== Record set ==
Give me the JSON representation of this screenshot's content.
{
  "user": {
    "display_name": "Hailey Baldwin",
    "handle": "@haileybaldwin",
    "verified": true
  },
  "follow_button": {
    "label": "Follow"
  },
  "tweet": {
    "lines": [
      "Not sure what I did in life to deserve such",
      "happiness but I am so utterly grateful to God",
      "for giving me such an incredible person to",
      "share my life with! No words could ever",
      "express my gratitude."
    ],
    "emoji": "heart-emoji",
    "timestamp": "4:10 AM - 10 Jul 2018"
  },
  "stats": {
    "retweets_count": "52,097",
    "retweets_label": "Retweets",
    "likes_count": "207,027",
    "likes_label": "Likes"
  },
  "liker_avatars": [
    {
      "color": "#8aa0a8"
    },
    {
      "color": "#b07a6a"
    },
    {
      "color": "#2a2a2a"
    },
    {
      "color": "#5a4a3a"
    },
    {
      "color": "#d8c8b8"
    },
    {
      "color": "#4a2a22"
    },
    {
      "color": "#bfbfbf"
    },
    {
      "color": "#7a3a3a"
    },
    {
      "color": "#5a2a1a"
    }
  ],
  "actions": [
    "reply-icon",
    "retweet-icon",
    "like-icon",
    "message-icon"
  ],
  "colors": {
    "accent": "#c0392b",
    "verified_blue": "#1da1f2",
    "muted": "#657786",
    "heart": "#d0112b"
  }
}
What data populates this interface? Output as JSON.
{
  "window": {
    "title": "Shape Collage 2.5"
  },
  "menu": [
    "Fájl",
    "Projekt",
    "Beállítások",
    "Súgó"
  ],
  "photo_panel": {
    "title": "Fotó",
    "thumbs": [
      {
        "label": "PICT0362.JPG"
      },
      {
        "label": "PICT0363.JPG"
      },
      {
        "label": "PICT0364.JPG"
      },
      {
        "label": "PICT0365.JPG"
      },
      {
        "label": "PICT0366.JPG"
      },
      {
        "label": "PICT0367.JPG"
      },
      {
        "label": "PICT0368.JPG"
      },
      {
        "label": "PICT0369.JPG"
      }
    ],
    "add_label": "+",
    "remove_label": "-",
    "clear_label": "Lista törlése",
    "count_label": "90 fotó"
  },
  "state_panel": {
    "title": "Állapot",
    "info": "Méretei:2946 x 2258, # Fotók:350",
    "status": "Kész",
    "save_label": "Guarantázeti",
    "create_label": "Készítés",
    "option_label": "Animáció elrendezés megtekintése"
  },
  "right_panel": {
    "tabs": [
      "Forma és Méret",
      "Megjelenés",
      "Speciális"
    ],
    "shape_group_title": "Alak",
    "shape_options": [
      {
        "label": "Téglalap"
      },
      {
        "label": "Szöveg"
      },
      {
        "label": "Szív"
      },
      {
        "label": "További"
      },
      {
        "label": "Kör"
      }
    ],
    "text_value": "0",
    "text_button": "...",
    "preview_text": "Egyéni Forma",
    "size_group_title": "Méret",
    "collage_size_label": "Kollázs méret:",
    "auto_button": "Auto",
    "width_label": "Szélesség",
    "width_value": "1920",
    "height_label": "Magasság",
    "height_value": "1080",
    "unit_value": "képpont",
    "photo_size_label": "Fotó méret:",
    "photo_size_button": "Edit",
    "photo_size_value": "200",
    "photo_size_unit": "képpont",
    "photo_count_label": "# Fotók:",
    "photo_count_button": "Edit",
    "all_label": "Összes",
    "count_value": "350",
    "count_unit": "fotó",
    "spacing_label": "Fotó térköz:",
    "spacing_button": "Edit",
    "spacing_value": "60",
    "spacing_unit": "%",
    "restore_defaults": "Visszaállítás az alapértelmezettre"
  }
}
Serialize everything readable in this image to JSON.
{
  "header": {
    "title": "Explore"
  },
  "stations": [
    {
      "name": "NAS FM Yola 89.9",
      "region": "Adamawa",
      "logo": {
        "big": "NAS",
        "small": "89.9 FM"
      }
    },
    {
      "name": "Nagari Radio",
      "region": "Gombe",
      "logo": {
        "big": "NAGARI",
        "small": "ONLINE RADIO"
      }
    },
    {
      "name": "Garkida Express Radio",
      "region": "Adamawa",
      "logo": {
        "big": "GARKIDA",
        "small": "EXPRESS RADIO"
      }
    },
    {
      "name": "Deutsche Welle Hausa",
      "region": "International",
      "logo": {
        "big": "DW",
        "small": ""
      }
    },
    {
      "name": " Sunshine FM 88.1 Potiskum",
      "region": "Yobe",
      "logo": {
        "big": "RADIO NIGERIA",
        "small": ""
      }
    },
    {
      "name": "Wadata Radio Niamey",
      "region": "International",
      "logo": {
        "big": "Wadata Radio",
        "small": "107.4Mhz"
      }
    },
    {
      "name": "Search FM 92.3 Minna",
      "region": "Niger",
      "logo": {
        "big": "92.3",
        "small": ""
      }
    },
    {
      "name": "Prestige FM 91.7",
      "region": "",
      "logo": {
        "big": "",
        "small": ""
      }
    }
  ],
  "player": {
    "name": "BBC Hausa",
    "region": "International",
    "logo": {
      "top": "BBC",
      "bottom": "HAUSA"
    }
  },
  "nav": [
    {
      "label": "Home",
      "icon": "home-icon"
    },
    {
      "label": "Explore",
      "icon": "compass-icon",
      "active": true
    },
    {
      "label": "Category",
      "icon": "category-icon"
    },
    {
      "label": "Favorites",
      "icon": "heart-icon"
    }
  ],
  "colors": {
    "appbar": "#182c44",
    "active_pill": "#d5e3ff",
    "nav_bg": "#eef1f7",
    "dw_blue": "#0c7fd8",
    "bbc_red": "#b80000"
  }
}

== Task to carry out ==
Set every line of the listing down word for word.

== Result for this task ==
Give me the JSON representation of this screenshot's content.
{
  "user": {
    "display_name": "Hailey Baldwin",
    "handle": "@haileybaldwin",
    "verified": true
  },
  "follow_button": {
    "label": "Follow"
  },
  "tweet": {
    "lines": [
      "Not sure what I did in life to deserve such",
      "happiness but I am so utterly grateful to God",
      "for giving me such an incredible person to",
      "share my life with! No words could ever",
      "express my gratitude."
    ],
    "emoji": "heart-emoji",
    "timestamp": "4:10 AM - 10 Jul 2018"
  },
  "stats": {
    "retweets_count": "52,097",
    "retweets_label": "Retweets",
    "likes_count": "207,027",
    "likes_label": "Likes"
  },
  "liker_avatars": [
    {
      "color": "#8aa0a8"
    },
    {
      "color": "#b07a6a"
    },
    {
      "color": "#2a2a2a"
    },
    {
      "color": "#5a4a3a"
    },
    {
      "color": "#d8c8b8"
    },
    {
      "color": "#4a2a22"
    },
    {
      "color": "#bfbfbf"
    },
    {
      "color": "#7a3a3a"
    },
    {
      "color": "#5a2a1a"
    }
  ],
  "actions": [
    "reply-icon",
    "retweet-icon",
    "like-icon",
    "message-icon"
  ],
  "colors": {
    "accent": "#c0392b",
    "verified_blue": "#1da1f2",
    "muted": "#657786",
    "heart": "#d0112b"
  }
}
What data populates this interface? Output as JSON.
{
  "window": {
    "title": "Shape Collage 2.5"
  },
  "menu": [
    "Fájl",
    "Projekt",
    "Beállítások",
    "Súgó"
  ],
  "photo_panel": {
    "title": "Fotó",
    "thumbs": [
      {
        "label": "PICT0362.JPG"
      },
      {
        "label": "PICT0363.JPG"
      },
      {
        "label": "PICT0364.JPG"
      },
      {
        "label": "PICT0365.JPG"
      },
      {
        "label": "PICT0366.JPG"
      },
      {
        "label": "PICT0367.JPG"
      },
      {
        "label": "PICT0368.JPG"
      },
      {
        "label": "PICT0369.JPG"
      }
    ],
    "add_label": "+",
    "remove_label": "-",
    "clear_label": "Lista törlése",
    "count_label": "90 fotó"
  },
  "state_panel": {
    "title": "Állapot",
    "info": "Méretei:2946 x 2258, # Fotók:350",
    "status": "Kész",
    "save_label": "Guarantázeti",
    "create_label": "Készítés",
    "option_label": "Animáció elrendezés megtekintése"
  },
  "right_panel": {
    "tabs": [
      "Forma és Méret",
      "Megjelenés",
      "Speciális"
    ],
    "shape_group_title": "Alak",
    "shape_options": [
      {
        "label": "Téglalap"
      },
      {
        "label": "Szöveg"
      },
      {
        "label": "Szív"
      },
      {
        "label": "További"
      },
      {
        "label": "Kör"
      }
    ],
    "text_value": "0",
    "text_button": "...",
    "preview_text": "Egyéni Forma",
    "size_group_title": "Méret",
    "collage_size_label": "Kollázs méret:",
    "auto_button": "Auto",
    "width_label": "Szélesség",
    "width_value": "1920",
    "height_label": "Magasság",
    "height_value": "1080",
    "unit_value": "képpont",
    "photo_size_label": "Fotó méret:",
    "photo_size_button": "Edit",
    "photo_size_value": "200",
    "photo_size_unit": "képpont",
    "photo_count_label": "# Fotók:",
    "photo_count_button": "Edit",
    "all_label": "Összes",
    "count_value": "350",
    "count_unit": "fotó",
    "spacing_label": "Fotó térköz:",
    "spacing_button": "Edit",
    "spacing_value": "60",
    "spacing_unit": "%",
    "restore_defaults": "Visszaállítás az alapértelmezettre"
  }
}
Serialize everything readable in this image to JSON.
{
  "header": {
    "title": "Explore"
  },
  "stations": [
    {
      "name": "NAS FM Yola 89.9",
      "region": "Adamawa",
      "logo": {
        "big": "NAS",
        "small": "89.9 FM"
      }
    },
    {
      "name": "Nagari Radio",
      "region": "Gombe",
      "logo": {
        "big": "NAGARI",
        "small": "ONLINE RADIO"
      }
    },
    {
      "name": "Garkida Express Radio",
      "region": "Adamawa",
      "logo": {
        "big": "GARKIDA",
        "small": "EXPRESS RADIO"
      }
    },
    {
      "name": "Deutsche Welle Hausa",
      "region": "International",
      "logo": {
        "big": "DW",
        "small": ""
      }
    },
    {
      "name": " Sunshine FM 88.1 Potiskum",
      "region": "Yobe",
      "logo": {
        "big": "RADIO NIGERIA",
        "small": ""
      }
    },
    {
      "name": "Wadata Radio Niamey",
      "region": "International",
      "logo": {
        "big": "Wadata Radio",
        "small": "107.4Mhz"
      }
    },
    {
      "name": "Search FM 92.3 Minna",
      "region": "Niger",
      "logo": {
        "big": "92.3",
        "small": ""
      }
    },
    {
      "name": "Prestige FM 91.7",
      "region": "",
      "logo": {
        "big": "",
        "small": ""
      }
    }
  ],
  "player": {
    "name": "BBC Hausa",
    "region": "International",
    "logo": {
      "top": "BBC",
      "bottom": "HAUSA"
    }
  },
  "nav": [
    {
      "label": "Home",
      "icon": "home-icon"
    },
    {
      "label": "Explore",
      "icon": "compass-icon",
      "active": true
    },
    {
      "label": "Category",
      "icon": "category-icon"
    },
    {
      "label": "Favorites",
      "icon": "heart-icon"
    }
  ],
  "colors": {
    "appbar": "#182c44",
    "active_pill": "#d5e3ff",
    "nav_bg": "#eef1f7",
    "dw_blue": "#0c7fd8",
    "bbc_red": "#b80000"
  }
}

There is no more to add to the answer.